■ Exercise prompt ■
Reproduce the data that follows in its entirety, character for character.

[Data to examine — start]

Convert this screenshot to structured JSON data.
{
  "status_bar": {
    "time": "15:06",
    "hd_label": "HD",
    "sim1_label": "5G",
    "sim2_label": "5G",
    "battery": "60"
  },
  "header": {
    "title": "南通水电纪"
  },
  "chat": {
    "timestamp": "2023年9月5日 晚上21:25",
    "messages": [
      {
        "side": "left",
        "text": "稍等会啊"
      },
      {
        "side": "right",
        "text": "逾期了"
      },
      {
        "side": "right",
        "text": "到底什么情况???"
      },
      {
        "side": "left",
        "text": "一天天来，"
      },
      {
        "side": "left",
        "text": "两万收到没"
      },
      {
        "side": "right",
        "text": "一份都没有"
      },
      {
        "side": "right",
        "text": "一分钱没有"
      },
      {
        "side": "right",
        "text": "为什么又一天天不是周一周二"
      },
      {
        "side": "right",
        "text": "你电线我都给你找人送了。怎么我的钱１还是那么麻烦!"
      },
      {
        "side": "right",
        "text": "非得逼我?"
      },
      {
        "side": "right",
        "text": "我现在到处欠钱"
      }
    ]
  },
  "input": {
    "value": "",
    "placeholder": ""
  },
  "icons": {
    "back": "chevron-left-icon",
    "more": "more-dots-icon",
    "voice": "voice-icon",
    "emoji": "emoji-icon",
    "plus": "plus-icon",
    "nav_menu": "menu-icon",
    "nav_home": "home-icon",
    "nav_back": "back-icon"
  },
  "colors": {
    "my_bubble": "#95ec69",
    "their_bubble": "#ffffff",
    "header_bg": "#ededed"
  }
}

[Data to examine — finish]

■ Reply to the task ■
Convert this screenshot to structured JSON data.
{
  "status_bar": {
    "time": "15:06",
    "hd_label": "HD",
    "sim1_label": "5G",
    "sim2_label": "5G",
    "battery": "60"
  },
  "header": {
    "title": "南通水电纪"
  },
  "chat": {
    "timestamp": "2023年9月5日 晚上21:25",
    "messages": [
      {
        "side": "left",
        "text": "稍等会啊"
      },
      {
        "side": "right",
        "text": "逾期了"
      },
      {
        "side": "right",
        "text": "到底什么情况???"
      },
      {
        "side": "left",
        "text": "一天天来，"
      },
      {
        "side": "left",
        "text": "两万收到没"
      },
      {
        "side": "right",
        "text": "一份都没有"
      },
      {
        "side": "right",
        "text": "一分钱没有"
      },
      {
        "side": "right",
        "text": "为什么又一天天不是周一周二"
      },
      {
        "side": "right",
        "text": "你电线我都给你找人送了。怎么我的钱１还是那么麻烦!"
      },
      {
        "side": "right",
        "text": "非得逼我?"
      },
      {
        "side": "right",
        "text": "我现在到处欠钱"
      }
    ]
  },
  "input": {
    "value": "",
    "placeholder": ""
  },
  "icons": {
    "back": "chevron-left-icon",
    "more": "more-dots-icon",
    "voice": "voice-icon",
    "emoji": "emoji-icon",
    "plus": "plus-icon",
    "nav_menu": "menu-icon",
    "nav_home": "home-icon",
    "nav_back": "back-icon"
  },
  "colors": {
    "my_bubble": "#95ec69",
    "their_bubble": "#ffffff",
    "header_bg": "#ededed"
  }
}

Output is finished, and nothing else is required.